Element data from apps and pages:
○ ○ ○

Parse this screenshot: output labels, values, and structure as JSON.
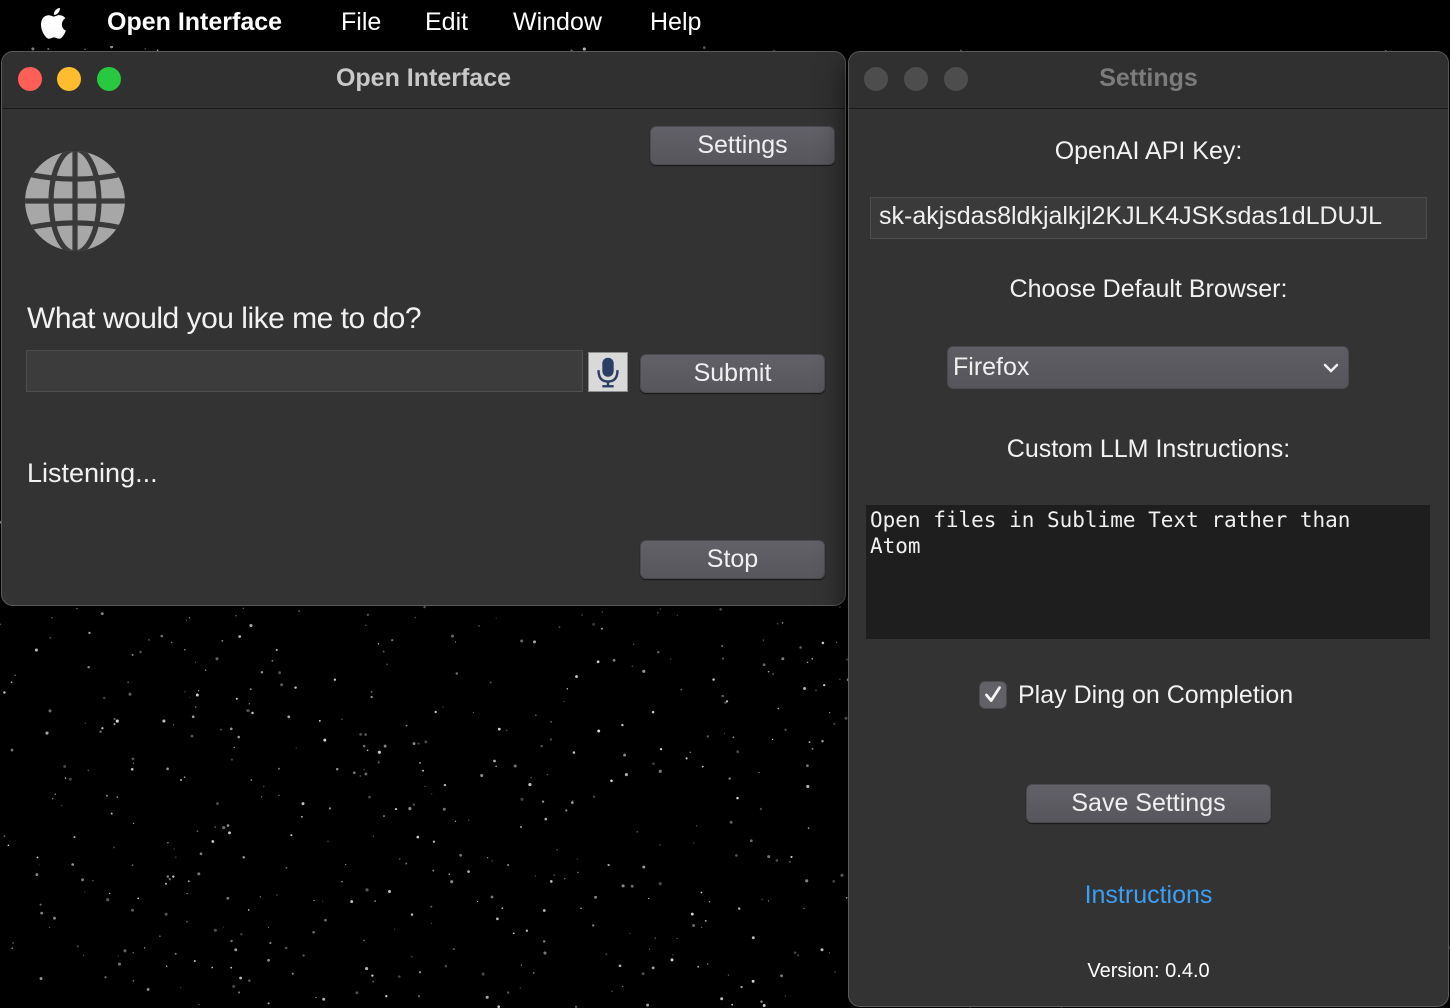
{
  "menubar": {
    "apple_icon": "apple-logo-icon",
    "app_name": "Open Interface",
    "items": [
      "File",
      "Edit",
      "Window",
      "Help"
    ]
  },
  "main_window": {
    "title": "Open Interface",
    "settings_button": "Settings",
    "logo_icon": "globe-icon",
    "prompt_label": "What would you like me to do?",
    "input_value": "",
    "mic_icon": "microphone-icon",
    "submit_button": "Submit",
    "status_text": "Listening...",
    "stop_button": "Stop"
  },
  "settings_window": {
    "title": "Settings",
    "api_key_label": "OpenAI API Key:",
    "api_key_value": "sk-akjsdas8ldkjalkjl2KJLK4JSKsdas1dLDUJL",
    "browser_label": "Choose Default Browser:",
    "browser_selected": "Firefox",
    "llm_label": "Custom LLM Instructions:",
    "llm_value": "Open files in Sublime Text rather than\nAtom",
    "ding_label": "Play Ding on Completion",
    "ding_checked": true,
    "save_button": "Save Settings",
    "instructions_link": "Instructions",
    "version_text": "Version: 0.4.0"
  },
  "colors": {
    "close": "#ff5f57",
    "minimize": "#febc2e",
    "zoom": "#28c840",
    "inactive_light": "#4d4d4d",
    "link": "#3b9ff6",
    "window_bg": "#333333",
    "button_bg": "#5e5d63"
  }
}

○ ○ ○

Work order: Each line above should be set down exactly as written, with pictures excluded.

Exercise response:
Parse this screenshot: output labels, values, and structure as JSON.
{
  "menubar": {
    "apple_icon": "apple-logo-icon",
    "app_name": "Open Interface",
    "items": [
      "File",
      "Edit",
      "Window",
      "Help"
    ]
  },
  "main_window": {
    "title": "Open Interface",
    "settings_button": "Settings",
    "logo_icon": "globe-icon",
    "prompt_label": "What would you like me to do?",
    "input_value": "",
    "mic_icon": "microphone-icon",
    "submit_button": "Submit",
    "status_text": "Listening...",
    "stop_button": "Stop"
  },
  "settings_window": {
    "title": "Settings",
    "api_key_label": "OpenAI API Key:",
    "api_key_value": "sk-akjsdas8ldkjalkjl2KJLK4JSKsdas1dLDUJL",
    "browser_label": "Choose Default Browser:",
    "browser_selected": "Firefox",
    "llm_label": "Custom LLM Instructions:",
    "llm_value": "Open files in Sublime Text rather than\nAtom",
    "ding_label": "Play Ding on Completion",
    "ding_checked": true,
    "save_button": "Save Settings",
    "instructions_link": "Instructions",
    "version_text": "Version: 0.4.0"
  },
  "colors": {
    "close": "#ff5f57",
    "minimize": "#febc2e",
    "zoom": "#28c840",
    "inactive_light": "#4d4d4d",
    "link": "#3b9ff6",
    "window_bg": "#333333",
    "button_bg": "#5e5d63"
  }
}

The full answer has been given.